A just released study of the relative health of Wisconsin counties shows a correlation between the quality of food people eat and their overall health and longevity. (warrengoldswain/iStockphoto)
A just released study of the relative health of Wisconsin counties shows a correlation between the quality of food people eat and their overall health and longevity. (warrengoldswain/iStockphoto)
March 21, 2016

MADISON, Wis. – A new report indicates rural counties in Wisconsin and across the nation tend to have higher rates of premature death, smoking, obesity, child poverty and teen births.

Large urban counties have lower smoking and obesity rates, and large suburban counties have the lowest rates of child poverty and teen births.

The Robert Wood Johnson Foundation and the University of Wisconsin Population Health Institute released the annual County Health Rankings, showing how counties compare on more than 30 factors that influence health.

"People with higher incomes can afford better food,” points out Karen Timberlake, director of the UW Population Health Institute. “They can drive a safer car.
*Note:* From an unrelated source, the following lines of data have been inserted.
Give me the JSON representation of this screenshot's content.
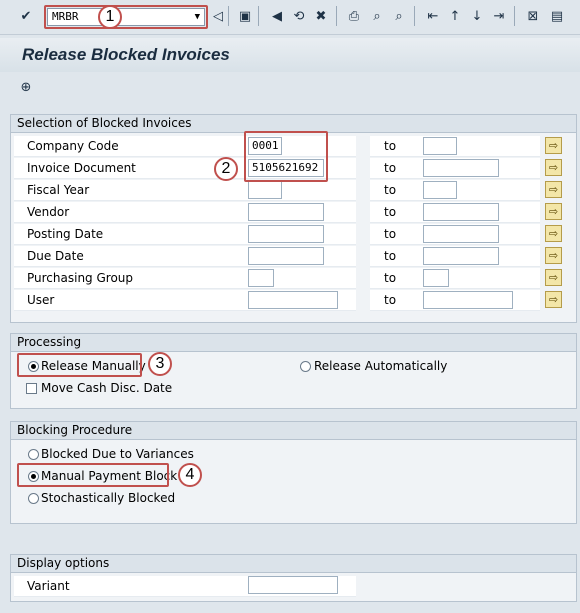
{
  "toolbar": {
    "command": "MRBR"
  },
  "title": "Release Blocked Invoices",
  "selection": {
    "header": "Selection of Blocked Invoices",
    "to_label": "to",
    "rows": [
      {
        "label": "Company Code",
        "from": "0001",
        "to": ""
      },
      {
        "label": "Invoice Document",
        "from": "5105621692",
        "to": ""
      },
      {
        "label": "Fiscal Year",
        "from": "",
        "to": ""
      },
      {
        "label": "Vendor",
        "from": "",
        "to": ""
      },
      {
        "label": "Posting Date",
        "from": "",
        "to": ""
      },
      {
        "label": "Due Date",
        "from": "",
        "to": ""
      },
      {
        "label": "Purchasing Group",
        "from": "",
        "to": ""
      },
      {
        "label": "User",
        "from": "",
        "to": ""
      }
    ]
  },
  "processing": {
    "header": "Processing",
    "release_manually": "Release Manually",
    "release_automatically": "Release Automatically",
    "move_cash_disc": "Move Cash Disc. Date"
  },
  "blocking": {
    "header": "Blocking Procedure",
    "variances": "Blocked Due to Variances",
    "manual": "Manual Payment Block",
    "stochastic": "Stochastically Blocked"
  },
  "display": {
    "header": "Display options",
    "variant_label": "Variant",
    "variant_value": ""
  },
  "badges": [
    "1",
    "2",
    "3",
    "4"
  ]
}
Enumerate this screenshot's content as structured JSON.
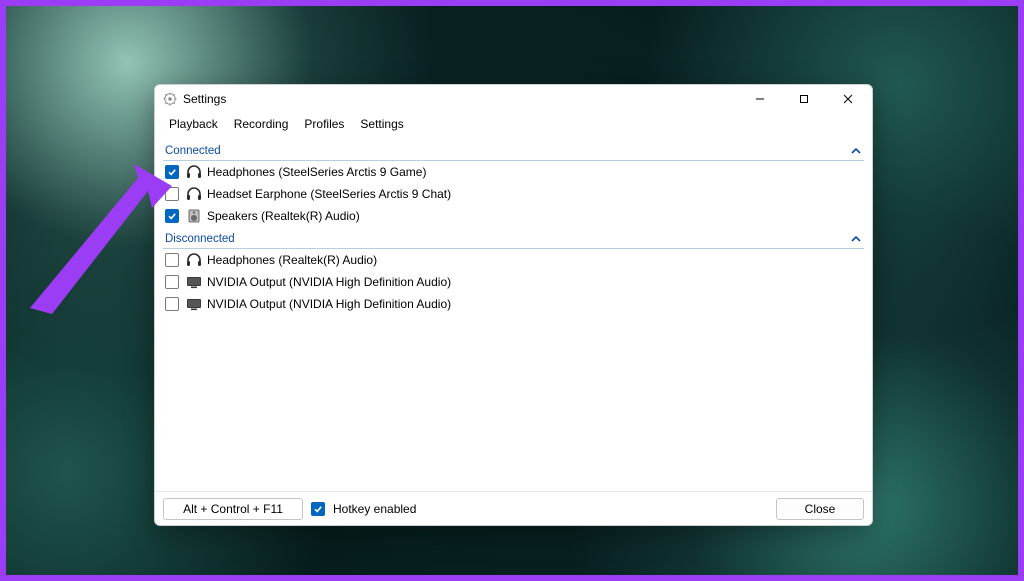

They can live in a neighborhood that has maybe more amenities, is easier to walk around in, or safer to walk around in."

Timberlake says there are decades of data showing that those with more education and higher income tend to live longer, healthier lives.

The report says the five healthiest counties in Wisconsin are Ozaukee, Calumet, St. Croix, Pierce and Pepin.

The five least healthy are Menominee, Milwaukee, Washburn, Forest and Sawyer counties.

The report is available online at www.countyhealthrankings.org.

Timberlake says there's no one solution to achieving a goal of longer, healthier lives for everyone. She says both the public sector and the private sector have to be involved in working toward better outcomes.

"Public policy is important to our health,” she states. “It's important to our well-being, but so is private-sector policy.

“So are the choices that our employers make about what kind of food they serve in cafeterias. Do they allow paid sick leave so parents can stay home with sick children?"

According to Timberlake, communities can work together to improve the quality of food available in schools and workplaces, and to improve abilities to walk and bike to more public and private places.

"If a community is motivated to work on improving high school graduation rates, that's a great place to start,” she points out. “It really doesn't matter where communities start. What matters is that they take action on one or more of these factors that influence health."


Tim Morrissey, Public News Service - WI